Common Terms of the California Missions
Ornamental receptacle placed in the center of the altar and used to hold consecrated wafers.
Spanish term for jerked beef which was used extensively at the missions.
Spanish word for an Indian sweathouse, used exclusively by men for both religious and non-religious purposes.
Matters pertaining to the non-religious aspects of the mission: Feeding, clothing and housing of the Indians; development of agriculture; teaching of trades and skills.
A wedding witness.
Organization of lay people who emulate and follow the teachings of St. Francis, but who do not give up marriage or worldly possessions.
The tiles used at the mission were made on the premises from clay shaped over log molds, and then fired in a kiln.
Milkweed fiber used to make strings for a bow.
Plank canoe made by the Chumash Indians.
That part of a cruciform church that crosses at right angles between the nave and the apse.
The 1848 agreement between Mexico and the United States that ended the Mexican War, and ceded 58 percent of Mexican territory, including Alta California, to the United States.
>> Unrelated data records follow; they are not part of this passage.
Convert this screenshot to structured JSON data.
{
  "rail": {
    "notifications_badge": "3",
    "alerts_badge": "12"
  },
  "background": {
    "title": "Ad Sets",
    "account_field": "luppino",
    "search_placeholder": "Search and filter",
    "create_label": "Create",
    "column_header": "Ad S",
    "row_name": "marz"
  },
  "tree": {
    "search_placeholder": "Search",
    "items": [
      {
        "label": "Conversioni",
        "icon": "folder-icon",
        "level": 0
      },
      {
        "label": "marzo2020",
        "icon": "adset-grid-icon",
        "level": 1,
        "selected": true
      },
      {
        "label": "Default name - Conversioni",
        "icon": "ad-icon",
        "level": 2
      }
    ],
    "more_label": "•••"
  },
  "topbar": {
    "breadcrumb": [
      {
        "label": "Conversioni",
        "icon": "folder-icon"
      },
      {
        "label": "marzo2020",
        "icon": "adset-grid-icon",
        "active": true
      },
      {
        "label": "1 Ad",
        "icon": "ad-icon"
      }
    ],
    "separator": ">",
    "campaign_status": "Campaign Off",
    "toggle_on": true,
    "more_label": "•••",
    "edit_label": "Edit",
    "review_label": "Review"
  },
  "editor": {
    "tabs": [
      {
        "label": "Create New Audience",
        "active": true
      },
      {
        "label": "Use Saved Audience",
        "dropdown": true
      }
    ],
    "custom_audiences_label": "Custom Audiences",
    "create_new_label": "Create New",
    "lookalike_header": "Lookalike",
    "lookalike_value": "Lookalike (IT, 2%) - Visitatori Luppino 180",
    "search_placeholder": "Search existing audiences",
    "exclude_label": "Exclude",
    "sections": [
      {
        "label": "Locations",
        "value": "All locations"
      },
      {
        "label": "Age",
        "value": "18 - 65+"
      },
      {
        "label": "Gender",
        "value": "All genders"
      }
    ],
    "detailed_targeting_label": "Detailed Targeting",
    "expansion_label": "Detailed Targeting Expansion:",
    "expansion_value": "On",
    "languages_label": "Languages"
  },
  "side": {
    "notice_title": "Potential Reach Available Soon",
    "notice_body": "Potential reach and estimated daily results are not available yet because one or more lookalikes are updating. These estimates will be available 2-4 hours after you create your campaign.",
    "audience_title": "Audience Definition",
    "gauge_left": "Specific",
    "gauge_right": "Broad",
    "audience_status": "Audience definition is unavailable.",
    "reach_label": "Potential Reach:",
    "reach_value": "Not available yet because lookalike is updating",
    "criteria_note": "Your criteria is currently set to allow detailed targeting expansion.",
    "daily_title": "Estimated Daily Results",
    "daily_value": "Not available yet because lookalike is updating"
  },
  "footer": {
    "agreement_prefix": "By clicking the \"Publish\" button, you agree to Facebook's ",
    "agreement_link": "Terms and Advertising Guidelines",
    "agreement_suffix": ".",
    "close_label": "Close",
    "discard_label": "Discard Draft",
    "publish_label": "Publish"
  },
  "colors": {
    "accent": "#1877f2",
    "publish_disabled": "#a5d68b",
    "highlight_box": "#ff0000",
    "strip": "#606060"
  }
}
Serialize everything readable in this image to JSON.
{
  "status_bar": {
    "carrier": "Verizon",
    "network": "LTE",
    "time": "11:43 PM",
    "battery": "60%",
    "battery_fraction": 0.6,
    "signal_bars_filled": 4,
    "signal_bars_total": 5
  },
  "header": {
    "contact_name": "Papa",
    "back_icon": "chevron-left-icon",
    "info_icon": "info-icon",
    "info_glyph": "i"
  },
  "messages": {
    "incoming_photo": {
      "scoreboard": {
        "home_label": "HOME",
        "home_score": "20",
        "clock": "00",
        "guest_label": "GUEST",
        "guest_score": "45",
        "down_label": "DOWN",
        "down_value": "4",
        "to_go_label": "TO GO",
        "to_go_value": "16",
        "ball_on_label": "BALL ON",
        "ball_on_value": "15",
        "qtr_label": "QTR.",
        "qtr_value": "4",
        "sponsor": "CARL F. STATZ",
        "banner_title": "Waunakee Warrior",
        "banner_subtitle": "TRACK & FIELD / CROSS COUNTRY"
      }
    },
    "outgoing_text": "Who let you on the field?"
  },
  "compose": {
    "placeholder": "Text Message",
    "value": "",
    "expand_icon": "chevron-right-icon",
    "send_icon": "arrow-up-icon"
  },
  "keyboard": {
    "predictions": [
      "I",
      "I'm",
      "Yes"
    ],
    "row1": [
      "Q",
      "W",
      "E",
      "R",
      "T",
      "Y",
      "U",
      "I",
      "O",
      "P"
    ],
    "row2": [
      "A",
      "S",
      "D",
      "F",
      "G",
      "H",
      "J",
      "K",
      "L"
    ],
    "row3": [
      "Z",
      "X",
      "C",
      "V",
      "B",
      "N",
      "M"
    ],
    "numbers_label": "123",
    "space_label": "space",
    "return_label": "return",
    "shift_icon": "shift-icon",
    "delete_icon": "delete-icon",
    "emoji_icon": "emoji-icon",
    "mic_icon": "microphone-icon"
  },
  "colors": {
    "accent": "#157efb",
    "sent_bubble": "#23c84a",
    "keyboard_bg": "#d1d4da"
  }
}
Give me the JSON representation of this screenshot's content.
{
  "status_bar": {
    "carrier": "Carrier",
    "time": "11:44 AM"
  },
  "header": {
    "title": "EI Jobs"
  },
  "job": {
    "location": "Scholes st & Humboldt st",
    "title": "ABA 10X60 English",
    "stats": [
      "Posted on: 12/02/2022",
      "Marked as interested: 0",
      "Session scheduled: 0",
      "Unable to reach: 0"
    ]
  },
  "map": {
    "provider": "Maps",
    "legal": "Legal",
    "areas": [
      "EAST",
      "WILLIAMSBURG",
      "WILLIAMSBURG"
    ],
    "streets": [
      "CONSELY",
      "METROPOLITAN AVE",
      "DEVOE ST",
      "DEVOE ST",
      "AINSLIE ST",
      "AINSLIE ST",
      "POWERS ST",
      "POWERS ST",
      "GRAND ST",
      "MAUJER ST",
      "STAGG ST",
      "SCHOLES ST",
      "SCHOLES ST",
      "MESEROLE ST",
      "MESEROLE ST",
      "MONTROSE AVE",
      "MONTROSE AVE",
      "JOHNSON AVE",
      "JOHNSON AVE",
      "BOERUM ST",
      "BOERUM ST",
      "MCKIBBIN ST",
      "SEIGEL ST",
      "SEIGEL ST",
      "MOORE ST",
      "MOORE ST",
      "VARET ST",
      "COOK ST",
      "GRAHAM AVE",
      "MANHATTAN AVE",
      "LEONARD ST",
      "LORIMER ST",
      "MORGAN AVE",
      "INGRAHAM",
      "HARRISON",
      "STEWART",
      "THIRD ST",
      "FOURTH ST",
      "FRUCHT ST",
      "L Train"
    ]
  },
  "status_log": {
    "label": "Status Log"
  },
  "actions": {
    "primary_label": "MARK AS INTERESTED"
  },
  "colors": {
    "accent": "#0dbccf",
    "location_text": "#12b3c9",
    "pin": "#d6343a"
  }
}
A society consisting of several communities united by kinship, culture, language and other social institutions.